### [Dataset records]

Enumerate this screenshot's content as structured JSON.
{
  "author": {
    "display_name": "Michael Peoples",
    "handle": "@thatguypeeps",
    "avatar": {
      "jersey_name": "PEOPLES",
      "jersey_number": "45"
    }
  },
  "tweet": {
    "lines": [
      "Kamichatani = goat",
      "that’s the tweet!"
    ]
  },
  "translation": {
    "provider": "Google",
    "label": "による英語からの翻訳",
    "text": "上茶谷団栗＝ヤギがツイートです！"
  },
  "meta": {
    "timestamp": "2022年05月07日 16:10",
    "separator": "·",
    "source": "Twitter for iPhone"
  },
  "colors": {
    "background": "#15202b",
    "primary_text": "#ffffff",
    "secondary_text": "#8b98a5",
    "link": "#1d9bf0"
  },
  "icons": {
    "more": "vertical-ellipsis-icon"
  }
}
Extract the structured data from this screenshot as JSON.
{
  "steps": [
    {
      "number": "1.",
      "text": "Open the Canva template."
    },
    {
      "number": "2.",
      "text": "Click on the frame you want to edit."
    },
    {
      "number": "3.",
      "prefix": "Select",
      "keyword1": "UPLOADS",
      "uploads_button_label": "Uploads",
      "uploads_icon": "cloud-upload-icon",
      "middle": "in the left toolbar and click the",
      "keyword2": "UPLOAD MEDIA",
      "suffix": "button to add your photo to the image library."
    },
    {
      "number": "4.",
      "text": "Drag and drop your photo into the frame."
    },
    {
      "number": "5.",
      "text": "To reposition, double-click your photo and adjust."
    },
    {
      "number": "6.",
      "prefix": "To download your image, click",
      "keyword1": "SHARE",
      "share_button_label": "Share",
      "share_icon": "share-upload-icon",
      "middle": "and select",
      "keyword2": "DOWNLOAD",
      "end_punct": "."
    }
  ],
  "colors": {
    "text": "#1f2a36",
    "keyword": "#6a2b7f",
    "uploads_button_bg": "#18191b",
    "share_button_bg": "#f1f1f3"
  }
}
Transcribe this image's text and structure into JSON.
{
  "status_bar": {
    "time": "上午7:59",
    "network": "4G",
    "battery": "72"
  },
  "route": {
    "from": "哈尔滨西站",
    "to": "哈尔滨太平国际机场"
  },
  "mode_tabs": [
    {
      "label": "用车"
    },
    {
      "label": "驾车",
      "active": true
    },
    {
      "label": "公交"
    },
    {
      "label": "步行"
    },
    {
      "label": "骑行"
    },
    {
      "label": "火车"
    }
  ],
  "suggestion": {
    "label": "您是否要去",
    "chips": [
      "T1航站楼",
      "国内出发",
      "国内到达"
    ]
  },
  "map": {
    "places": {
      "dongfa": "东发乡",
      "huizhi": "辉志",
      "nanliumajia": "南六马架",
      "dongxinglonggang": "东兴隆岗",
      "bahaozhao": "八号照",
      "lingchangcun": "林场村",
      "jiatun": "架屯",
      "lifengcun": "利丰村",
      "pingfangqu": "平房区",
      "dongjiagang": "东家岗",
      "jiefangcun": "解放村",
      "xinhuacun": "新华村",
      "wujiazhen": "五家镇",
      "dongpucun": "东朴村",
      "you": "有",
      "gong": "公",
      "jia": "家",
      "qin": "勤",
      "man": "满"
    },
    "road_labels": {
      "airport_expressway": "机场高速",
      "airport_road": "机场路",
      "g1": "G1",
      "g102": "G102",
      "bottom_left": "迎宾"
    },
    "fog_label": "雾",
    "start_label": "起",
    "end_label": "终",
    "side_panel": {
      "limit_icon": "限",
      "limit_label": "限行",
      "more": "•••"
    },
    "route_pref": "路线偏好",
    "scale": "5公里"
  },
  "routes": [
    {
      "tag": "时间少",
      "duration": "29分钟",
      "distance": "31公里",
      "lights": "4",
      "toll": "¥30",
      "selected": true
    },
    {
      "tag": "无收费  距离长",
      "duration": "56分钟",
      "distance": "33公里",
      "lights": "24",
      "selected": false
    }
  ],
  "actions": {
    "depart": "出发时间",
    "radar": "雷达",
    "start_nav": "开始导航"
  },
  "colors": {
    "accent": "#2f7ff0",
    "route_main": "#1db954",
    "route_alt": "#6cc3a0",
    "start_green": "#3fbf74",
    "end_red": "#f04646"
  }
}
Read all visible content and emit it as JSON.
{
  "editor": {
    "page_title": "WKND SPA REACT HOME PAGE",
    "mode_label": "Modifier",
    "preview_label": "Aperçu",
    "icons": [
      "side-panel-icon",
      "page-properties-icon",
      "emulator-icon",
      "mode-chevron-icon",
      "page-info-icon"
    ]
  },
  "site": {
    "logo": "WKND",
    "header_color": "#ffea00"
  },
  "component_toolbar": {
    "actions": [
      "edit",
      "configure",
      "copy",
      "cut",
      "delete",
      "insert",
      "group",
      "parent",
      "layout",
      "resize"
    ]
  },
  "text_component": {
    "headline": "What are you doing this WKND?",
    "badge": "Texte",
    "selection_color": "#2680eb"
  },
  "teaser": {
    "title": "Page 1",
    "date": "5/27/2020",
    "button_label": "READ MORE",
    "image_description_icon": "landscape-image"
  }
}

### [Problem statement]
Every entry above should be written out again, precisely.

### [Exercise solution]
Enumerate this screenshot's content as structured JSON.
{
  "author": {
    "display_name": "Michael Peoples",
    "handle": "@thatguypeeps",
    "avatar": {
      "jersey_name": "PEOPLES",
      "jersey_number": "45"
    }
  },
  "tweet": {
    "lines": [
      "Kamichatani = goat",
      "that’s the tweet!"
    ]
  },
  "translation": {
    "provider": "Google",
    "label": "による英語からの翻訳",
    "text": "上茶谷団栗＝ヤギがツイートです！"
  },
  "meta": {
    "timestamp": "2022年05月07日 16:10",
    "separator": "·",
    "source": "Twitter for iPhone"
  },
  "colors": {
    "background": "#15202b",
    "primary_text": "#ffffff",
    "secondary_text": "#8b98a5",
    "link": "#1d9bf0"
  },
  "icons": {
    "more": "vertical-ellipsis-icon"
  }
}
Extract the structured data from this screenshot as JSON.
{
  "steps": [
    {
      "number": "1.",
      "text": "Open the Canva template."
    },
    {
      "number": "2.",
      "text": "Click on the frame you want to edit."
    },
    {
      "number": "3.",
      "prefix": "Select",
      "keyword1": "UPLOADS",
      "uploads_button_label": "Uploads",
      "uploads_icon": "cloud-upload-icon",
      "middle": "in the left toolbar and click the",
      "keyword2": "UPLOAD MEDIA",
      "suffix": "button to add your photo to the image library."
    },
    {
      "number": "4.",
      "text": "Drag and drop your photo into the frame."
    },
    {
      "number": "5.",
      "text": "To reposition, double-click your photo and adjust."
    },
    {
      "number": "6.",
      "prefix": "To download your image, click",
      "keyword1": "SHARE",
      "share_button_label": "Share",
      "share_icon": "share-upload-icon",
      "middle": "and select",
      "keyword2": "DOWNLOAD",
      "end_punct": "."
    }
  ],
  "colors": {
    "text": "#1f2a36",
    "keyword": "#6a2b7f",
    "uploads_button_bg": "#18191b",
    "share_button_bg": "#f1f1f3"
  }
}
Transcribe this image's text and structure into JSON.
{
  "status_bar": {
    "time": "上午7:59",
    "network": "4G",
    "battery": "72"
  },
  "route": {
    "from": "哈尔滨西站",
    "to": "哈尔滨太平国际机场"
  },
  "mode_tabs": [
    {
      "label": "用车"
    },
    {
      "label": "驾车",
      "active": true
    },
    {
      "label": "公交"
    },
    {
      "label": "步行"
    },
    {
      "label": "骑行"
    },
    {
      "label": "火车"
    }
  ],
  "suggestion": {
    "label": "您是否要去",
    "chips": [
      "T1航站楼",
      "国内出发",
      "国内到达"
    ]
  },
  "map": {
    "places": {
      "dongfa": "东发乡",
      "huizhi": "辉志",
      "nanliumajia": "南六马架",
      "dongxinglonggang": "东兴隆岗",
      "bahaozhao": "八号照",
      "lingchangcun": "林场村",
      "jiatun": "架屯",
      "lifengcun": "利丰村",
      "pingfangqu": "平房区",
      "dongjiagang": "东家岗",
      "jiefangcun": "解放村",
      "xinhuacun": "新华村",
      "wujiazhen": "五家镇",
      "dongpucun": "东朴村",
      "you": "有",
      "gong": "公",
      "jia": "家",
      "qin": "勤",
      "man": "满"
    },
    "road_labels": {
      "airport_expressway": "机场高速",
      "airport_road": "机场路",
      "g1": "G1",
      "g102": "G102",
      "bottom_left": "迎宾"
    },
    "fog_label": "雾",
    "start_label": "起",
    "end_label": "终",
    "side_panel": {
      "limit_icon": "限",
      "limit_label": "限行",
      "more": "•••"
    },
    "route_pref": "路线偏好",
    "scale": "5公里"
  },
  "routes": [
    {
      "tag": "时间少",
      "duration": "29分钟",
      "distance": "31公里",
      "lights": "4",
      "toll": "¥30",
      "selected": true
    },
    {
      "tag": "无收费  距离长",
      "duration": "56分钟",
      "distance": "33公里",
      "lights": "24",
      "selected": false
    }
  ],
  "actions": {
    "depart": "出发时间",
    "radar": "雷达",
    "start_nav": "开始导航"
  },
  "colors": {
    "accent": "#2f7ff0",
    "route_main": "#1db954",
    "route_alt": "#6cc3a0",
    "start_green": "#3fbf74",
    "end_red": "#f04646"
  }
}
Read all visible content and emit it as JSON.
{
  "editor": {
    "page_title": "WKND SPA REACT HOME PAGE",
    "mode_label": "Modifier",
    "preview_label": "Aperçu",
    "icons": [
      "side-panel-icon",
      "page-properties-icon",
      "emulator-icon",
      "mode-chevron-icon",
      "page-info-icon"
    ]
  },
  "site": {
    "logo": "WKND",
    "header_color": "#ffea00"
  },
  "component_toolbar": {
    "actions": [
      "edit",
      "configure",
      "copy",
      "cut",
      "delete",
      "insert",
      "group",
      "parent",
      "layout",
      "resize"
    ]
  },
  "text_component": {
    "headline": "What are you doing this WKND?",
    "badge": "Texte",
    "selection_color": "#2680eb"
  },
  "teaser": {
    "title": "Page 1",
    "date": "5/27/2020",
    "button_label": "READ MORE",
    "image_description_icon": "landscape-image"
  }
}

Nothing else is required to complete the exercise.